The 241 is financed by toll-revenue bonds, not taxes, and has been on the maps for decades. The Transportation Corridor Agencies, government agencies led by a board of elected officials, are planning the final 16 miles of the roadway. It will stretch from the current end of the 241 in rapidly growing eastern Orange County south to connect with Interstate 5 on Camp Pendleton.

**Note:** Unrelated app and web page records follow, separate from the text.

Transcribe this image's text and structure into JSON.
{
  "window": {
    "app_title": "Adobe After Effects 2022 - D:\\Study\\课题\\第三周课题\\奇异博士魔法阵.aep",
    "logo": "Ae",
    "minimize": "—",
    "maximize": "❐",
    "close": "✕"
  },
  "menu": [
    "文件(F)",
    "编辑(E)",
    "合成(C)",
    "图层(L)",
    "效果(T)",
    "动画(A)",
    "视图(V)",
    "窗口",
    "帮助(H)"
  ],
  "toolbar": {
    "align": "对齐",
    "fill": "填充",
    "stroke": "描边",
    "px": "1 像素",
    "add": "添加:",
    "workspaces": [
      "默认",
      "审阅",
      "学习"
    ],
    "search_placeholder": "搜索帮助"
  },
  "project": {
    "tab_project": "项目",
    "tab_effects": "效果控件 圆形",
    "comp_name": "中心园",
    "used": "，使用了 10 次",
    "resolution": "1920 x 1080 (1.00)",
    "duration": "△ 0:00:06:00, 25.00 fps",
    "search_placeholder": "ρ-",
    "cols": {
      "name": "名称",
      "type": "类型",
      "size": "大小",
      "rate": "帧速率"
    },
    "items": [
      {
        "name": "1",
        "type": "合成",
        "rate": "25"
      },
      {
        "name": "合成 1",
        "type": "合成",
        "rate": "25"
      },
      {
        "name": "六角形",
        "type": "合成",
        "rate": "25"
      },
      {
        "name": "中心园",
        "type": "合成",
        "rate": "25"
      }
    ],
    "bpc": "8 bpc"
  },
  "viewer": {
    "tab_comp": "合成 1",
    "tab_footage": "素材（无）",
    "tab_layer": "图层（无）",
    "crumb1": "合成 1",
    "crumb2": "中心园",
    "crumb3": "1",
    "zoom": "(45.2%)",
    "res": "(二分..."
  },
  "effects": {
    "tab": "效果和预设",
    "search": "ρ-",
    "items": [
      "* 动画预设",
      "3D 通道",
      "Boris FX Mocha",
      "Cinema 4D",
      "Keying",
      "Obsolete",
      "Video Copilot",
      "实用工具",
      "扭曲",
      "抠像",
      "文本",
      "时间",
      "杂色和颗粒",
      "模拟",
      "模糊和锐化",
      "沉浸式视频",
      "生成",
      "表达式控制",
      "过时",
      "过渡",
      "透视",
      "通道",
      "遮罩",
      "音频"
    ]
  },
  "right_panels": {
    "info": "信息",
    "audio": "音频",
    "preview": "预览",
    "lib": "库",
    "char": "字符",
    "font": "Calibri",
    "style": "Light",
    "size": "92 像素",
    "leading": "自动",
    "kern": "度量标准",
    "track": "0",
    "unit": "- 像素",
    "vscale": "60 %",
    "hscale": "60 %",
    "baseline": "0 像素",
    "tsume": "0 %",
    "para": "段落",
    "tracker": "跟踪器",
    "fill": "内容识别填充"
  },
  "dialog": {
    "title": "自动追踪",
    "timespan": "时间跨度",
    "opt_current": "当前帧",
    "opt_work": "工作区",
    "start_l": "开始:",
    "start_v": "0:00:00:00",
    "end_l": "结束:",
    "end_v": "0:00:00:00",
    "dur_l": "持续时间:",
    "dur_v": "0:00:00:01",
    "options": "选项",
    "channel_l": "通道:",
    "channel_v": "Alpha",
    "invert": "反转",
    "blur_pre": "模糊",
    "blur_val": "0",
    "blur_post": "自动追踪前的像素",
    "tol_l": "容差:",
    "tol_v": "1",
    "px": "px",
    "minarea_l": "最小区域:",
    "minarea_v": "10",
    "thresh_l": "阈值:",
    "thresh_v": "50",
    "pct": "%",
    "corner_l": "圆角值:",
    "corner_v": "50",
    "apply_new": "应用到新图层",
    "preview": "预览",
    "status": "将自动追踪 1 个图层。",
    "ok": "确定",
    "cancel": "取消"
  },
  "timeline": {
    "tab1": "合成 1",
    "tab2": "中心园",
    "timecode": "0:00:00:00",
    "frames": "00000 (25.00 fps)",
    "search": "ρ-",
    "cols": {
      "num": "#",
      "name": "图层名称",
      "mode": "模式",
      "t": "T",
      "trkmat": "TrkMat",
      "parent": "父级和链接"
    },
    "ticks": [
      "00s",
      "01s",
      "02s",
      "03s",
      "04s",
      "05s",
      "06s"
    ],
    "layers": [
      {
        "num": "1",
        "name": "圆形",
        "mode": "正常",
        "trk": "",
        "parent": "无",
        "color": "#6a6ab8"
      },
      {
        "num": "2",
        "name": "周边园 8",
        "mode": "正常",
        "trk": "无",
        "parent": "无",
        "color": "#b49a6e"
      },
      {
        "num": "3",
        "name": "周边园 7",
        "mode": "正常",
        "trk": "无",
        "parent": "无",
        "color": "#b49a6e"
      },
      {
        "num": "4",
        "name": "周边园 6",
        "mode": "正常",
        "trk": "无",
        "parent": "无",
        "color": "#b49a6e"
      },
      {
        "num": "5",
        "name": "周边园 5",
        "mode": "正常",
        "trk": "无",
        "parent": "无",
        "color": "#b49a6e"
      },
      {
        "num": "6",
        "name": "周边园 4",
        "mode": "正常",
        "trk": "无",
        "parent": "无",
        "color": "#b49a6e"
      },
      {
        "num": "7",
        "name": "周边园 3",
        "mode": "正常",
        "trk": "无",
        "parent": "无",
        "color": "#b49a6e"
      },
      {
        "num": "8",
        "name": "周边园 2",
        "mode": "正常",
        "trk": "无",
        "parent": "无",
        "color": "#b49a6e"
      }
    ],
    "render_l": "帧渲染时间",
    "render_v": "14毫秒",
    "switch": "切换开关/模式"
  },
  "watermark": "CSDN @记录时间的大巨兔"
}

The 241 is part of a regional solution to increased traffic. The San Diego Association of Governments, or SANDAG, has included the 241 in its transportation plan because it feels the road is an important addition regionally. It will be particularly helpful to residents in Northern San Diego County who use the I-5. That’s why officials from Escondido, Vista, San Marcos, Oceanside and Carlsbad are supporters. They have seen the negative impact of increased traffic on their residents and have personally experienced gridlock heading north on I-5 at all times of the day. Read comments from leading San Diegans here.
Tourism is a vital part of San Diego’s economy and many of the visitors come from Orange and Los Angeles counties. Crawling along I-5 surely doesn’t fit with anyone’s vision of a pleasant weekend getaway to San Diego. Without the 241 and growing congestion on I-5, there’s no question that visitors to San Diego will consider other destinations.

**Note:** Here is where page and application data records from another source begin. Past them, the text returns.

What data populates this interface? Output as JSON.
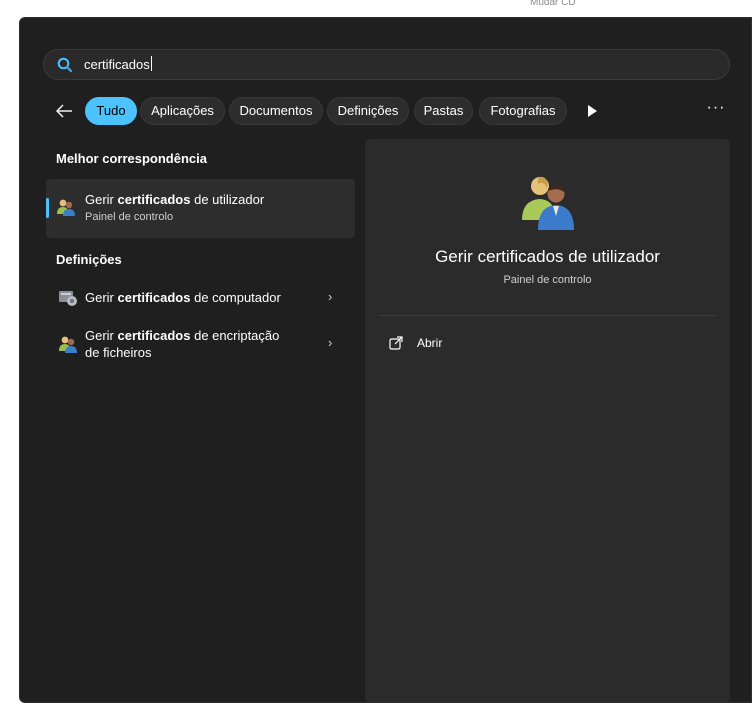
{
  "top_caption": "Mudar CD",
  "search": {
    "query": "certificados"
  },
  "filters": {
    "items": [
      {
        "label": "Tudo"
      },
      {
        "label": "Aplicações"
      },
      {
        "label": "Documentos"
      },
      {
        "label": "Definições"
      },
      {
        "label": "Pastas"
      },
      {
        "label": "Fotografias"
      }
    ]
  },
  "best_match": {
    "heading": "Melhor correspondência",
    "title_pre": "Gerir ",
    "title_bold": "certificados",
    "title_post": " de utilizador",
    "subtitle": "Painel de controlo"
  },
  "settings": {
    "heading": "Definições",
    "items": [
      {
        "pre": "Gerir ",
        "bold": "certificados",
        "post": " de computador",
        "icon": "cert-manager-icon"
      },
      {
        "pre": "Gerir ",
        "bold": "certificados",
        "post": " de encriptação",
        "line2": "de ficheiros",
        "icon": "users-icon"
      }
    ]
  },
  "preview": {
    "title": "Gerir certificados de utilizador",
    "subtitle": "Painel de controlo",
    "open_label": "Abrir"
  },
  "colors": {
    "accent": "#4cc2ff",
    "background": "#1f1f1f",
    "panel": "#2b2b2b"
  }
}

In this discussion, we are hoping to get past the emotional misrepresentations and distortions that have crept into the public debate on this topic to look at the real facts. In early February, the California Coastal Commission voted against the project. The Transportation Corridor Agencies have appealed that decision to the federal Department of Commerce and we think once the Department of Commerce and others look at the facts of the route and the sensitivity in the planning every foot of the way that it will be approved. The plan protects all of our environmental resources, was designed so that the road doesn’t come any closer to the beach than a half-mile inland and will provide real traffic relief to the thousands stuck on Interstate 5.

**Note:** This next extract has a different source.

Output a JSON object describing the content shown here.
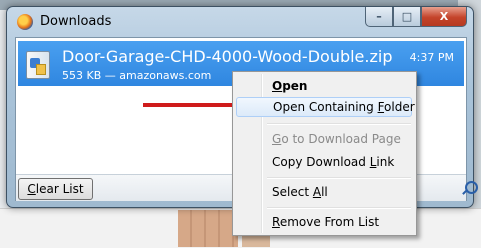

Read more about the 241 and check out a map of the route at RelieveTraffic.org.
— TOM MARGRO